Last month, Minneapolis Police Chief Tim Dolan asked the FBI to investigate an incident where six police officers are caught on video beating a man during an arrest last February. He said some of the video concerned him and he wanted an outside agency to investigate the matter. The video and story became public when the man arrested in the tape, Derryl Jenkins, brought the issue to the police for further investigation of his case. He says unnecessary force was used against him.
Apparently one 35-year veteran of the police force is pretty ticked off. In an email to colleagues about the incident, Lieutenant Mike Sauro defended the cops and police are backing away from his statements. His views directly contradict the concern express by his own boss. Sauro also takes a couple hits at the FBI, claiming they know very little about use of force, exemplified by the fact that the 9/11 terror attacks happened.
Supervisors, including Sauro, were requested to discuss use of force with their officers. So what does Sauro do? Write a pretty epic email defense that seems to rally up cops to do more beating.
His email was titled "Use of Force" and was sent to officers in the 4th Precinct.
Check out some particularly telling excerpts below.
It is easy to dissect a force incident for several days in the safety of city hall or a newsroom. My retort to all the second guessers/experts is, why don't you throw on one of those blue uniforms and go out and do it yourself if it is so easy.Read the full email (PDF) here.
What I observed was a controlled use of force by a group of highly trained professional police officers.
Let's discuss the arriving officer's actions... When I arrive and see the suspect still struggling with the officer I am going to perceive the suspect has not been searched for weapons and is a serious threat to me and other officers at the scene. Because of my perceptions and experience I am going to strike the suspect with hands, feet and batons. Just like the arriving officers did... I am not going to take the chance of being shot or stabbed. The people in city hall and the newsroom can take that chance, I am not going to.
Remember Jenkins determined how much force was used on him, not the officers.
Let's talk a little about the aftermath of the Jenkins arrest. The incident is now being investigated by the FBI, supposedly to judge the appropriateness of the force used. How much expertise does the FBI have in use of force? My experience tells me very little... I know the FBI investigated the 911 terrorists before September 11th. How did that turn out?

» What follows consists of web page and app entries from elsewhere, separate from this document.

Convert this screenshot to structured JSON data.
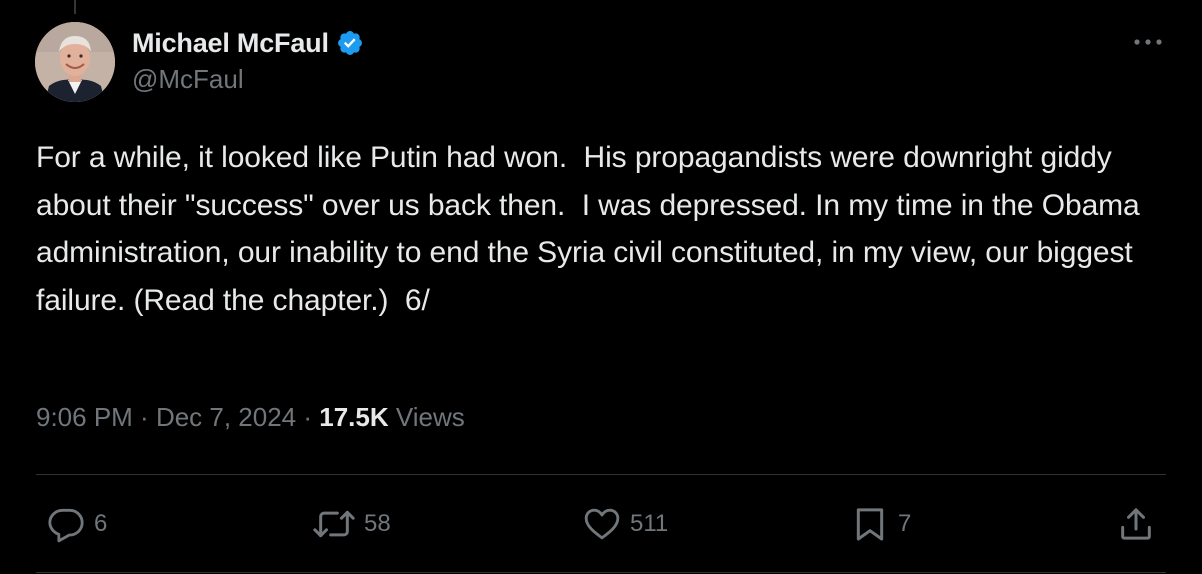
{
  "author": {
    "display_name": "Michael McFaul",
    "handle": "@McFaul",
    "verified_icon": "verified-badge-icon",
    "verified_color": "#1d9bf0"
  },
  "tweet": {
    "text": "For a while, it looked like Putin had won.  His propagandists were downright giddy about their \"success\" over us back then.  I was depressed. In my time in the Obama administration, our inability to end the Syria civil constituted, in my view, our biggest failure. (Read the chapter.)  6/",
    "time": "9:06 PM",
    "separator": " · ",
    "date": "Dec 7, 2024",
    "views_count": "17.5K",
    "views_label": " Views"
  },
  "actions": {
    "reply": {
      "icon": "reply-icon",
      "count": "6"
    },
    "retweet": {
      "icon": "retweet-icon",
      "count": "58"
    },
    "like": {
      "icon": "heart-icon",
      "count": "511"
    },
    "bookmark": {
      "icon": "bookmark-icon",
      "count": "7"
    },
    "share": {
      "icon": "share-icon"
    }
  },
  "colors": {
    "background": "#000000",
    "text_primary": "#e7e9ea",
    "text_secondary": "#71767b",
    "divider": "#2f3336"
  }
}
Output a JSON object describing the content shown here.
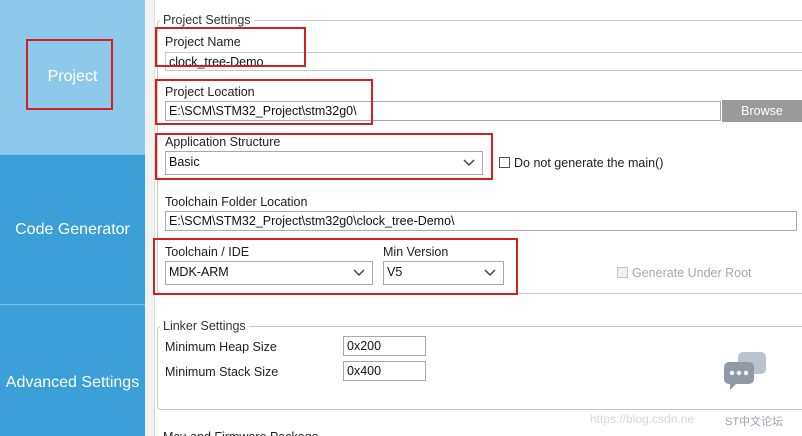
{
  "sidebar": {
    "items": [
      {
        "label": "Project"
      },
      {
        "label": "Code Generator"
      },
      {
        "label": "Advanced Settings"
      }
    ]
  },
  "project_settings": {
    "legend": "Project Settings",
    "project_name_label": "Project Name",
    "project_name_value": "clock_tree-Demo",
    "project_location_label": "Project Location",
    "project_location_value": "E:\\SCM\\STM32_Project\\stm32g0\\",
    "browse_label": "Browse",
    "app_structure_label": "Application Structure",
    "app_structure_value": "Basic",
    "no_main_label": "Do not generate the main()",
    "toolchain_folder_label": "Toolchain Folder Location",
    "toolchain_folder_value": "E:\\SCM\\STM32_Project\\stm32g0\\clock_tree-Demo\\",
    "toolchain_ide_label": "Toolchain / IDE",
    "toolchain_ide_value": "MDK-ARM",
    "min_version_label": "Min Version",
    "min_version_value": "V5",
    "gen_under_root_label": "Generate Under Root"
  },
  "linker_settings": {
    "legend": "Linker Settings",
    "heap_label": "Minimum Heap Size",
    "heap_value": "0x200",
    "stack_label": "Minimum Stack Size",
    "stack_value": "0x400"
  },
  "next_section_legend": "Mcu and Firmware Package",
  "watermark": {
    "url": "https://blog.csdn.ne",
    "brand": "ST中文论坛"
  },
  "colors": {
    "sidebar": "#3b9fd8",
    "sidebar_active": "#8ec9ec",
    "annotation_box": "#d32020",
    "browse_button": "#9a9a9a"
  }
}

Police officers aren't exactly standing behind Sauro's remarks.
More from WCCO:
"Clearly Lt. Sauro's concern for the safety of officers was what sparked this. He is very passionate about it," said Deputy Chief Janee Harteau.The irony? Sauro has an excessive force problem of his own. The city of Minneapolis had to pay more than $1 million in the 90s after he was the subject of an excessive force civil lawsuit. Whoops!
Deputy Chief Janee Harteau says Sauro's intentions were good, but his e-mail didn't generate the conversation that the department would like to see.
"There certainly are components and his personal view were in the e-mail that are certainly not consistent with views of the MPD," said Harteau.